(5) If this is true, then questions arise in the mind of the public as to why the Court of Appeal brought forward the appeal to be heard, when the originally contemplated dates in early April had already been agreed to by the Respondent/Defendant, and would have provided the Respondent/Defendant, facing a possible sentence of 20 years' imprisonment, more time to prepare for the appeal;
(6) The appeal was heard on 6 and 7 March 2014. It is reported that each day's proceedings carried into the early hours of the evening, ie between 6:00 pm to 7:00 pm. Although this is not unheard of, it is nevertheless rare;
(7) It is not uncommon for an appellate court to reserve judgment for a few days or months before handing down a decision, particularly where the proceedings in the trial court have been lengthy, the evidence substantial and the issues weighty;
(8) In this instance, the Court of Appeal had, at the conclusion of submissions by the parties on 7 March 2014, taken approximately 90 minutes to consider the matter, and then rendered a unanimous decision in reversing the acquittal by the High Court and finding the Respondent/Defendant guilty, at approximately 5:00 pm the same day;
(9) 5:00 pm is when the court usually adjourns for the day. On this occasion, the Court of Appeal and the prosecution insisted on proceeding with hearing mitigation and sentencing;
(10) The Respondent/Defendant's counsel requested an adjournment until the following week, beginning 10 March 2014, to address the court on mitigation and sentencing, and to obtain a medical report concerning the Respondent/Defendant's medical condition, which would be relevant in considering the sentence to be imposed.

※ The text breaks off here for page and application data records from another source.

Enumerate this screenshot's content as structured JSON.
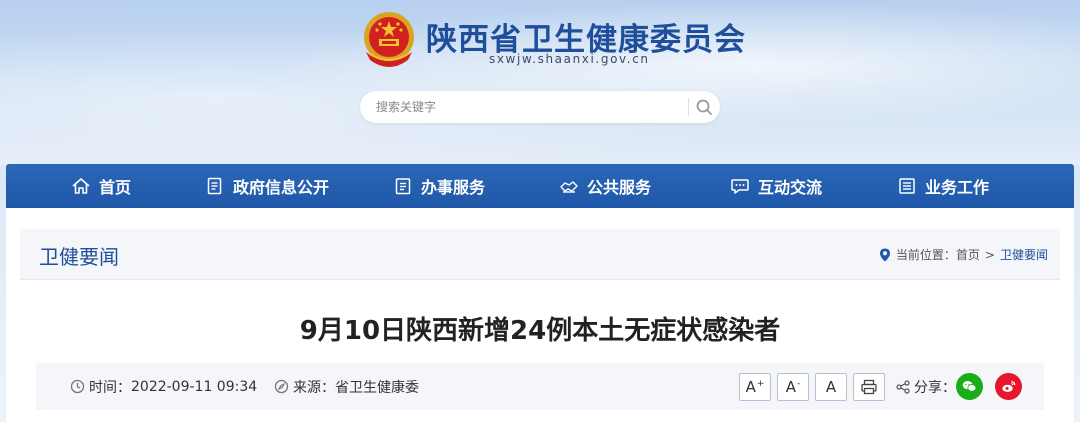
{
  "header": {
    "site_title": "陕西省卫生健康委员会",
    "domain": "sxwjw.shaanxi.gov.cn",
    "emblem_icon": "national-emblem-icon"
  },
  "search": {
    "placeholder": "搜索关键字",
    "value": "",
    "icon": "search-icon"
  },
  "nav": {
    "items": [
      {
        "label": "首页",
        "icon": "home-icon"
      },
      {
        "label": "政府信息公开",
        "icon": "document-list-icon"
      },
      {
        "label": "办事服务",
        "icon": "clipboard-icon"
      },
      {
        "label": "公共服务",
        "icon": "handshake-icon"
      },
      {
        "label": "互动交流",
        "icon": "chat-icon"
      },
      {
        "label": "业务工作",
        "icon": "briefcase-icon"
      }
    ]
  },
  "section": {
    "title": "卫健要闻",
    "breadcrumb_prefix": "当前位置：",
    "breadcrumb": [
      "首页",
      "卫健要闻"
    ],
    "breadcrumb_separator": ">"
  },
  "article": {
    "title": "9月10日陕西新增24例本土无症状感染者",
    "time_label": "时间：",
    "time_value": "2022-09-11 09:34",
    "source_label": "来源：",
    "source_value": "省卫生健康委",
    "font_buttons": [
      "A",
      "A",
      "A"
    ],
    "font_button_marks": [
      "+",
      "-",
      ""
    ],
    "share_label": "分享："
  },
  "colors": {
    "brand_blue": "#1f58a8",
    "title_blue": "#1f4f9a",
    "wechat_green": "#1aad19",
    "weibo_red": "#e6162d"
  }
}
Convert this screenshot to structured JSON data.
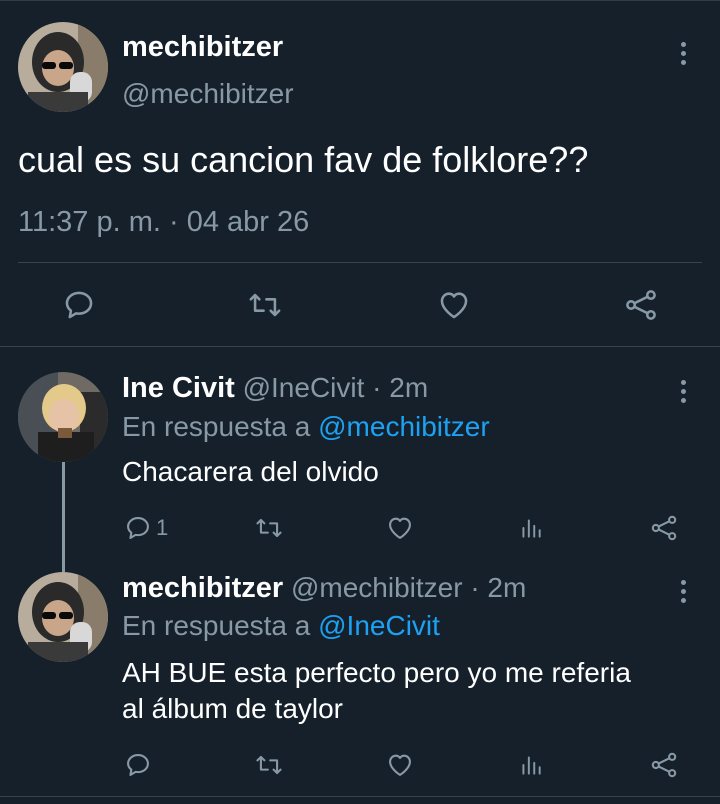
{
  "main_tweet": {
    "display_name": "mechibitzer",
    "handle": "@mechibitzer",
    "text": "cual es su cancion fav de folklore??",
    "timestamp": "11:37 p. m. · 04 abr 26",
    "actions": [
      "reply-icon",
      "retweet-icon",
      "like-icon",
      "share-icon"
    ]
  },
  "replies": [
    {
      "display_name": "Ine Civit",
      "handle": "@IneCivit",
      "time": "· 2m",
      "reply_prefix": "En respuesta a",
      "reply_to": "@mechibitzer",
      "text": "Chacarera del olvido",
      "reply_count": "1",
      "actions": [
        "reply-icon",
        "retweet-icon",
        "like-icon",
        "analytics-icon",
        "share-icon"
      ]
    },
    {
      "display_name": "mechibitzer",
      "handle": "@mechibitzer",
      "time": "· 2m",
      "reply_prefix": "En respuesta a",
      "reply_to": "@IneCivit",
      "text_line1": "AH BUE esta perfecto pero yo me referia",
      "text_line2": "al álbum de taylor",
      "actions": [
        "reply-icon",
        "retweet-icon",
        "like-icon",
        "analytics-icon",
        "share-icon"
      ]
    }
  ],
  "colors": {
    "background": "#15202b",
    "muted": "#8899a6",
    "link": "#1da1f2",
    "divider": "#38444d",
    "thread_line": "#8899a6"
  }
}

The Court of Appeal refused this request, and instead gave counsel one hour to prepare for mitigation and sentencing;
(11) Upon reconvening after about one hour's recess, the Court of Appeal and the prosecution accepted counsel's contention that the Respondent/Defendant suffers from medical conditions such as back pains, high blood pressure, and a heart ailment. They accepted that these were relevant to sentencing, but refused to allow time for a medical report to be prepared and provided to the court.
(12) The Court of Appeal had thus denied itself relevant medical information pertaining to the particulars or peculiarities (if any), and extent of, the Respondent/Defendant's medical condition before considering the appropriate sentence to be imposed; and
(13) The Court of Appeal pronounced a sentence of five years' imprisonment, and the proceedings concluded at approximately 7:00 pm.
These matters raise many questions, cause much speculation, and lend to the perception that justice may have been hijacked.
The questions to be answered, in the mind of the public, are thus, "Was the cause of justice best served by the manner and timing in which this appeal was handled?" and, "Was the administration of justice compromised or interfered with?"
The sanctity of the administration of justice and the independence of the Judiciary are intertwined, and essential for upholding the rule of law and instilling public confidence. Justice and independence are not only facts to be established; it is imperative that they are seen to be so established.
It is heart-rending, for those who sacrifice and work hard in good faith to protect and defend the administration of justice, and to maintain and promote the independence of the Judiciary, when public confidence in these two precepts may be shaken or in jeopardy.